Calais Votes Against Retail Recreational Marijuana Sales

By Lura Jackson


The City of Calais will not allow recreational retail marijuana sales following a public hearing and vote on Thursday, September 27th. While the 6-1 vote against the ordinance was decisive, the discussion yielded pros and cons. The medicinal marijuana outlets will continue operations without interruption.

Resident Thomas Webster opened the public comment. “I think we should just forget about it.” Webster referenced how the city police force is currently engaged in other pursuits and adding another potential concern wouldn’t be prudent. “And it’s still against federal law.” Mayor Billy Howard pointed out that most laws enforced by the city police are state laws, which Police Chief David Randall affirmed.

Some present questioned what the proceeds generated by the ordinance would be and how they would be distributed. Councilor Artie Mingo said that the state was no longer including a five percent local share from the sales tax, leaving personal property tax and licensing fee as the sources for revenue. The ordinance proposed a $5,000 licensing fee, which City Manager Porter said would go into the general fund to be used at the discretion of the council for related expenses, and which would “ease the tax burden” overall.

Mayor Howard said that the city would be able to control how many recreational retail stores it would allow; however, Councilor Sherrard said that doing so may open the city up to potential litigation from aspiring store owners that felt discriminated against.

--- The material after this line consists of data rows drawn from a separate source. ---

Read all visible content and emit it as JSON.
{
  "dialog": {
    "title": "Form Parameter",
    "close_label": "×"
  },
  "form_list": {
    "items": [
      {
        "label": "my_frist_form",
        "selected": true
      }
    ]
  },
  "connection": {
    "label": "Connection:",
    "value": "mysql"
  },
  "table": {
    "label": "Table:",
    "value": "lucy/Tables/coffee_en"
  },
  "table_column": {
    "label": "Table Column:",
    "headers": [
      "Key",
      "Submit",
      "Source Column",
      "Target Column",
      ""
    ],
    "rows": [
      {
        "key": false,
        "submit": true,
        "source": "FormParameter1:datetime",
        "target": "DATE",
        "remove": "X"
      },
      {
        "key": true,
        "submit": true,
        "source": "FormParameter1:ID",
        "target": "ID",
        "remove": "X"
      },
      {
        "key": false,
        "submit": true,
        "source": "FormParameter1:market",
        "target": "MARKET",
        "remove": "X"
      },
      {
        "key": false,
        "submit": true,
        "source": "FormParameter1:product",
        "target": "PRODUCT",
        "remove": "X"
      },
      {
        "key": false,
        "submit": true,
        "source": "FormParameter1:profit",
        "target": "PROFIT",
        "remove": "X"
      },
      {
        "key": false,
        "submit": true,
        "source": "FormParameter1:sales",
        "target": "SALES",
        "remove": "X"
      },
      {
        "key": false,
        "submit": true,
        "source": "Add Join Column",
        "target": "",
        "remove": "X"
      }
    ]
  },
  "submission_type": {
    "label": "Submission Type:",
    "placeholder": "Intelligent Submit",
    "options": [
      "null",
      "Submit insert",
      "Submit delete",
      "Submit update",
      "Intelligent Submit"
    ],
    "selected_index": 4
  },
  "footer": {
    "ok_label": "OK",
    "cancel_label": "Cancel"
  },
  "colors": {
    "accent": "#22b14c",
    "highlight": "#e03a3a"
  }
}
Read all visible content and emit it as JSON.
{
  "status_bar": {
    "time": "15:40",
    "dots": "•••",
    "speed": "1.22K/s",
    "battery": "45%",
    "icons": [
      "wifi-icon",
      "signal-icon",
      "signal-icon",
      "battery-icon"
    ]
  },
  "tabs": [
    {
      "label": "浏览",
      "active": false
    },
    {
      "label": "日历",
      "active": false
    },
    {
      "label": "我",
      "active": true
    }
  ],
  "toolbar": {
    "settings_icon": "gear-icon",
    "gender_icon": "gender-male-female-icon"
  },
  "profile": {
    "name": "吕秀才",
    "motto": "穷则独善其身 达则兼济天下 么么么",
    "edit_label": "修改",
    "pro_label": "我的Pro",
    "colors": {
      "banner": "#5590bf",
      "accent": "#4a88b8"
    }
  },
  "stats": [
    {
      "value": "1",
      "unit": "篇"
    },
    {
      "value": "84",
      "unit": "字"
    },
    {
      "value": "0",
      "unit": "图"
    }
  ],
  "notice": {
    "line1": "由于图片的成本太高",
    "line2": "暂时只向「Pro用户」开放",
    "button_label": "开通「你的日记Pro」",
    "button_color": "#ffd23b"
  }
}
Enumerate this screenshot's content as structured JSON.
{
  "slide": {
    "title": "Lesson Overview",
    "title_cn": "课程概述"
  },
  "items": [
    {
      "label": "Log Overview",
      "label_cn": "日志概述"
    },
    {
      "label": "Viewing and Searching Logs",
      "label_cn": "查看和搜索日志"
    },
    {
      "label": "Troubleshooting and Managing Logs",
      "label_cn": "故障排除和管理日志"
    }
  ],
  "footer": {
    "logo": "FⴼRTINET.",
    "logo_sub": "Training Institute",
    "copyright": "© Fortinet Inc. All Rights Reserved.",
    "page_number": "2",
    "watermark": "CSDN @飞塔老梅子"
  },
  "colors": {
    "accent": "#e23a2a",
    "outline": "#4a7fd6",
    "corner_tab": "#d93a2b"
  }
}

Resident Brad Phillips shared a story in which a man stopped by the city building several months ago asking about available properties. “He said he either came here or was brought here and promised $100,000 a year to grow marijuana for the Canadians. I found out later on that he was a relation to one of the gentlemen that was involved in the attempted murder over at Calais Motor Inn. So, here’s a connection between growing marijuana and with crime that’s already occurred in the city.” Phillips urged the city to reflect on the message that is sent by supporting recreational retail marijuana sales. “I don’t think any amount of fees the city charges is worth the bigger cost… I have two small boys that I’m raising in this community, and I desperately don’t want them to look at the marijuana industry as a potential career field when they become adults.”

Pastor Matt Burden suggested that the message sent to potential residents should similarly be reflected on. “If we’re going to consider income generated, what about income lost from families who don’t move here?”

It was noted that Baileyville isn’t allowing retail sales and suggested we should follow suit. Crystal Galina pointed out that we can’t control or anticipate outside communities and if smaller municipalities opted to allow the facilities then it would still be in the area – just not in Calais.

Police Chief David Randall shared his primary concern. “Anytime I deal with somebody from New York or Connecticut, I always hear how good our marijuana is.” He explained how highly desirable marijuana is that is grown in this area and packaged for sale or trade; when it is traded it is sometimes for heroin, which can be sold at a much higher price in Washington County than in the metropolises to the South. “If we have people growing and packaging it here, are they going to go to the highest market… and does that mean that the marijuana that they’re growing here for the black market there is going to be traded for heroin that will wind up on our streets?”

Mayor Billy Howard voiced that he felt that if marijuana had been legalized earlier, then the current addiction to opiates and heroin in the community wouldn’t be as severe. “It all started when you couldn’t get one thing, so they went to the next best thing. “When the pill problem took off, it just exploded. It was overnight, almost. Personally, I think if it was legalized before then, maybe we wouldn’t be in the situation we’re in today. But, nonetheless, we’re in it.”

Councilor Artie Mingo motioned to dissolve the recreational retail marijuana sales ordinance; Councilor Mark Carr seconded it. Mayor Howard provided the single dissenting vote to keep it.


After the vote, Councilors Mingo and Marcia Rogers asserted their support of medical marijuana, which Mingo described as having promising research for recovery from narcotic addiction, among other properties. Rogers shared a personal story in support of monitored medicinal usage. “My mother is 82 years old. She uses the herbs from the cannabis oils for her arthritis. It helps her to sleep at night. She had been on every sleeping pill, every opiate, narcotic drug there was. The cannabis is a natural herb that she’s not addicted to. She’s 82 years old, she doesn’t even know she’s taking it. The doctor gives it to her and she wouldn’t know. There is definitely a medicinal purpose when used in a fashion that isn’t abused.”